Although I’ve recently been presented with opportunities to begin relationships with very handsome, eligible, lovely bachelors and human beings in general, I’ve graciously declined, not really sure exactly why but intuitively knowing that it is not the time for romantic love. I've enjoyed getting to know myself over the past 17 months, spending much of my free time reading and meditating, without dangling off a man’s arm, most often a man much needier than I, which is considerably difficult to believe being that I have been diagnosed with a progressive neurological disease and have required a significant amount of support.
My parents have been married for thirty years, proving day in and day out to be a shining, sparkling, brilliant example of what real, unconditional, spiritual love and commitment look like in human form.
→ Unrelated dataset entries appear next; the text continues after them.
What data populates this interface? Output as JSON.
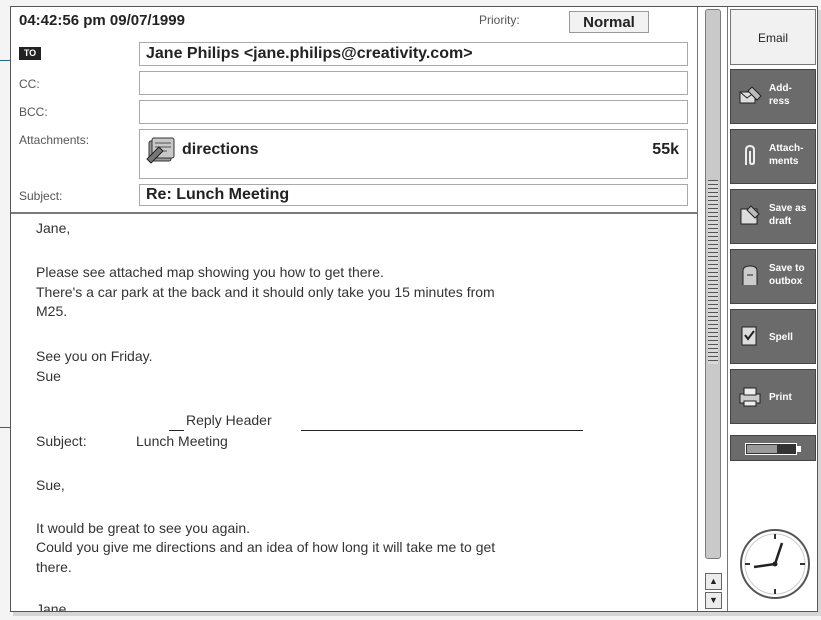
{
  "header": {
    "timestamp": "04:42:56 pm 09/07/1999",
    "priority_label": "Priority:",
    "priority_value": "Normal"
  },
  "fields": {
    "to_chip": "TO",
    "to_value": "Jane Philips <jane.philips@creativity.com>",
    "cc_label": "CC:",
    "cc_value": "",
    "bcc_label": "BCC:",
    "bcc_value": "",
    "attachments_label": "Attachments:",
    "attachment_name": "directions",
    "attachment_size": "55k",
    "subject_label": "Subject:",
    "subject_value": "Re: Lunch Meeting"
  },
  "body": {
    "greeting": "Jane,",
    "line1": "Please see attached map showing you how to get there.",
    "line2": "There's a car park at the back and it should only take you 15 minutes from",
    "line3": "M25.",
    "signoff": "See you on Friday.",
    "signature": "Sue",
    "reply_header": "Reply Header",
    "reply_subject_label": "Subject:",
    "reply_subject_value": "Lunch Meeting",
    "reply_greeting": "Sue,",
    "reply_line1": "It would be great to see you again.",
    "reply_line2": "Could you give me directions and an idea of how long it will take me to get",
    "reply_line3": "there.",
    "reply_cutoff": "Jane"
  },
  "scrollbar": {
    "up_arrow": "▲",
    "down_arrow": "▼"
  },
  "sidebar": {
    "title": "Email",
    "buttons": [
      {
        "label": "Add-\nress",
        "icon": "address-book-icon"
      },
      {
        "label": "Attach-\nments",
        "icon": "paperclip-icon"
      },
      {
        "label": "Save as\ndraft",
        "icon": "save-draft-icon"
      },
      {
        "label": "Save to\noutbox",
        "icon": "outbox-icon"
      },
      {
        "label": "Spell",
        "icon": "spell-check-icon"
      },
      {
        "label": "Print",
        "icon": "printer-icon"
      }
    ],
    "battery_icon": "battery-icon",
    "clock_icon": "analog-clock-icon"
  },
  "colors": {
    "callout_line": "#1a6a88",
    "command_button": "#6b6b6b"
  }
}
Despite whatever flaws they each brought to the relationship table, they have committed and recommitted themselves to each other and to their family, which makes my solo act even more puzzling to outsiders.
I'm a through and through Sagittarius, independent and adventurous, eternally optimistic and excited, a deep thinker seeing opportunity for expansion where others feel a fear of the unknown that makes them want to shut down. I'm a nurturer yet I am currently and purposefully avoiding romantic relationships, even going as far as assuming I might not have the "baby gene" because I've never had a desire to have children (who knows, maybe someday). This is ironic seeing as how I’m in a nurturing profession (clinical social work), and I've nurtured my puppy to the point of neurosis and no return, smothering him with love so intensely that I question whether or not I have given him generalized anxiety (He's afraid of everything.).
But, I am involved in a nurturing, loving relationship right now with my most dedicated and committed partner yet – ME! Right now, I am busy working full-time on the relationship I have with myself, logging meditation minutes and miles, because total, complete, and consuming self-love is the source of all healthy worldly and otherworldly relationships. In the past, I haven’t had such a wonderful relationship with myself, and I will go as far as saying that it was quite literally downright abusive, like a controlling spouse telling his/her lover what to think, do, wear, and say and then becoming volatile upon seeing the results, as if they were none of his/her doing. I could NEVER please myself, even with the best and most loving of intentions that I was capable of at the time. I would have divorced myself if it were possible citing irreconcilable differences. I was retched.
I’m delaying gratification for the moment while many of my peers are in relationships, married, engaged, and having children, which are the right decisions for them and are admirable nonetheless, because I intend to create a life that is unique to me and my needs, wants, and desires. These needs, wants, and desires may not be traditional, but they are mine, and I choose to believe that I will intuitively know when I am ready for romantic love, just as I intuitively knew I wanted to get a Master’s Degree, work in a hospice, and move to Miami, FL.
If that day ever comes, I will fall to my knees, heart bursting with awe and wonderment, and thank God for the blessing he has bestowed upon me, admittedly undeserved, like I do for the many blessings I currently have and have had in my life. But until then, my choice is to be all that I can be before I try to be all that we can be.